The results on the anomalous Josephson effect are neatly captured by Eqs. (27) and (28). At the same time, several features therein are common to the results predicted in diffusive junctions in which the spin Hall effect is of intrinsic, rather than extrinsic, origin. A detailed comparison of the similarities and differences would be much useful.

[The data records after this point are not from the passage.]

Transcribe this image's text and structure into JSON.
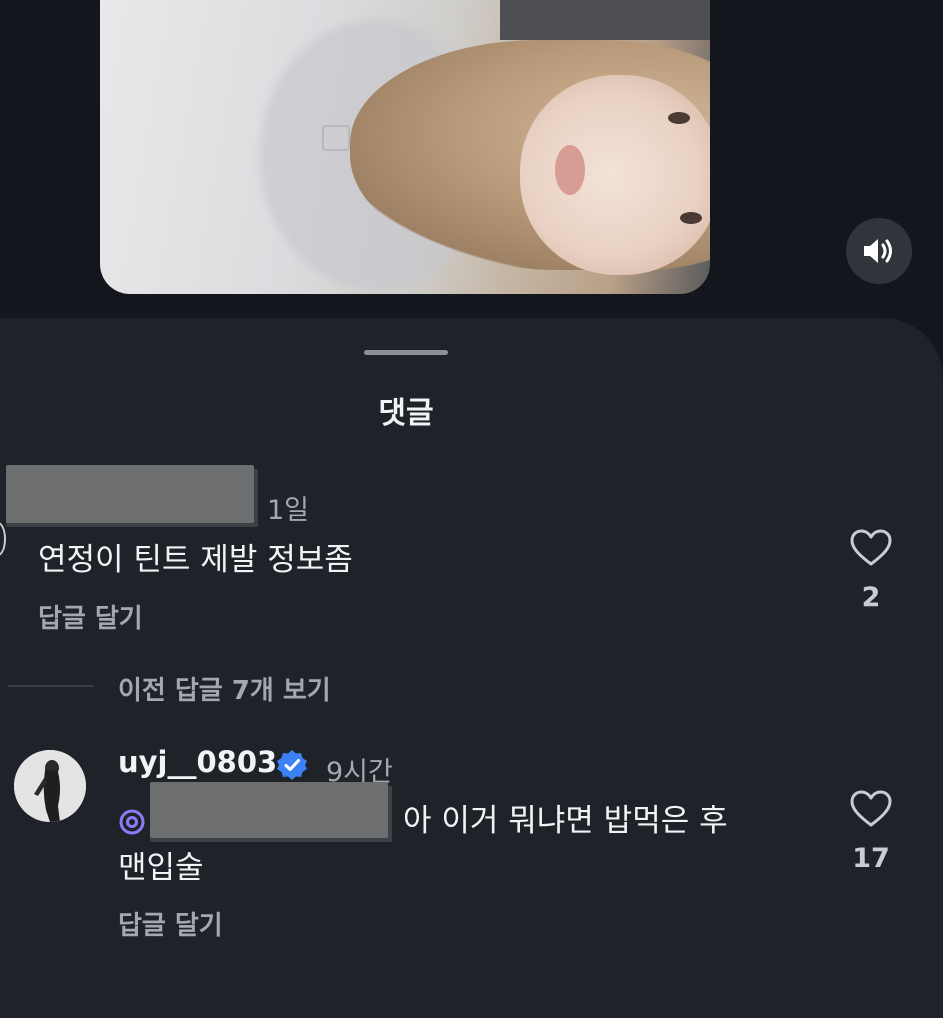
{
  "sheet": {
    "title": "댓글"
  },
  "comments": [
    {
      "time": "1일",
      "text": "연정이 틴트 제발 정보좀",
      "reply_label": "답글 달기",
      "likes": "2"
    }
  ],
  "thread": {
    "view_previous_label": "이전 답글 7개 보기"
  },
  "replies": [
    {
      "username": "uyj__0803",
      "verified": true,
      "time": "9시간",
      "text_line1": "아 이거 뭐냐면 밥먹은 후",
      "text_line2": "맨입술",
      "reply_label": "답글 달기",
      "likes": "17"
    }
  ],
  "colors": {
    "background": "#13161c",
    "sheet": "#1f2229",
    "verified_badge": "#3b82f6",
    "mention_icon": "#8b7cf6"
  },
  "icons": [
    "volume-icon",
    "heart-icon",
    "verified-badge-icon",
    "threads-mention-icon"
  ]
}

We agree that there are many features that are similar for intrinsic and extrinsic types of SOC, such as the linear dependence on the strength of the exchange field and the strength of spinorbit coupling. A new feature of our formula is that it includes, {for the first time at the analytic level}, the effect of spinorbit relaxation in the material. In the geometry studied spinorbit relaxation only suppresses the ϕ_0 effect if l_so is smaller than the thickness, rather than the length of the junction. Therefore, the ϕ_0effect is relatively robust against spinorbit relaxation. Next to this, in our expressions we explicitly use the spinmixing conductances G_i,G_r from SMR theory, which quantifies the anomalous superconducting transport in terms of the parameters commonly used to characterize classical spintronics effects. We have added a discussion about these points immediately after the introduction of Eq. (28).
The section on the diode effect is hard to follow. It seems much related to the prediction of a supercurrent flow induced in a material displaying spin Hall effect when it is coupled to a superconductor and a ferromagnet. Furthermore, the link with the lateral junction geometry considered for the anomalous effect is not immediate. It also raises the question whether the authors should have considered a full numerical solution of the equations in order to address the anomalous and diode effects at the same time.

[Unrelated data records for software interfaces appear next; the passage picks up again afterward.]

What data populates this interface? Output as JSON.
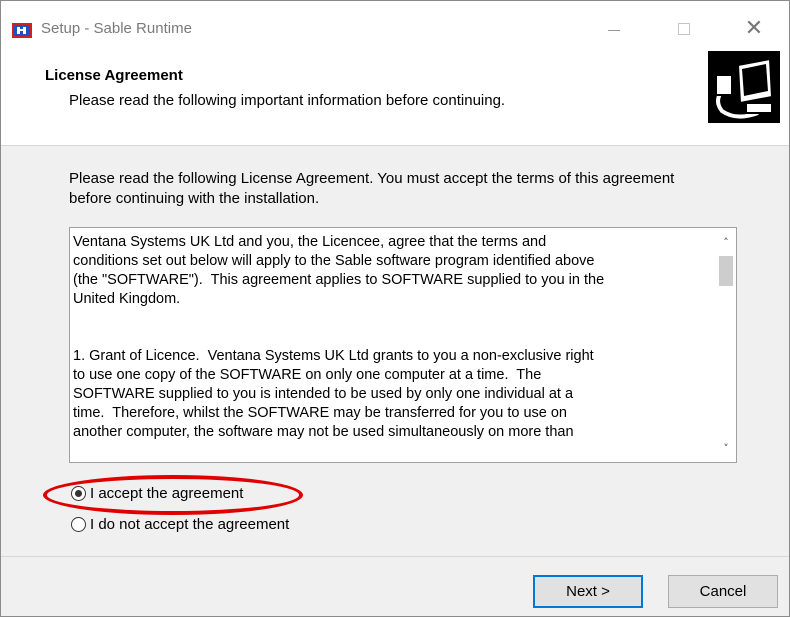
{
  "window": {
    "title": "Setup - Sable Runtime",
    "controls": {
      "minimize": "—",
      "maximize": "☐",
      "close": "✕"
    }
  },
  "header": {
    "title": "License Agreement",
    "subtitle": "Please read the following important information before continuing."
  },
  "body": {
    "intro": "Please read the following License Agreement. You must accept the terms of this agreement before continuing with the installation.",
    "license_text": "Ventana Systems UK Ltd and you, the Licencee, agree that the terms and\nconditions set out below will apply to the Sable software program identified above\n(the \"SOFTWARE\").  This agreement applies to SOFTWARE supplied to you in the\nUnited Kingdom.\n\n\n1. Grant of Licence.  Ventana Systems UK Ltd grants to you a non-exclusive right\nto use one copy of the SOFTWARE on only one computer at a time.  The\nSOFTWARE supplied to you is intended to be used by only one individual at a\ntime.  Therefore, whilst the SOFTWARE may be transferred for you to use on\nanother computer, the software may not be used simultaneously on more than",
    "scroll_up": "˄",
    "scroll_down": "˅"
  },
  "options": {
    "accept_label": "I accept the agreement",
    "decline_label": "I do not accept the agreement",
    "selected": "accept"
  },
  "buttons": {
    "next": "Next >",
    "cancel": "Cancel"
  },
  "colors": {
    "highlight": "#e00000",
    "default_button_border": "#0078d7"
  }
}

We agree that a full numerical solution of the problem would be interesting to obtain quantitative results for the diode efficiency and to find optimal parameters to enhance this efficiency. In this paper, however, it is not our main objective to optimize the diode effect, but rather to explain that diode effects and anomalous currents can be obtained even in relatively simple geometries with isotropic materials.
So far, the diode effect could only be calculated numerically. Here, we have identified a specific geometry in which one can analytically prove the existence of a diode effect. In our opinion, such analytic expressions are more illustrative, shedding light on how the parameters of the model contribute to the effect. The close connection between the two geometries and the expected effects in both can be observed, as both are described using the same kernel, Eq. (16). We have now emphasized these points in both the introduction and the conclusion.
Published as SciPost Phys. 16, 055 (2024)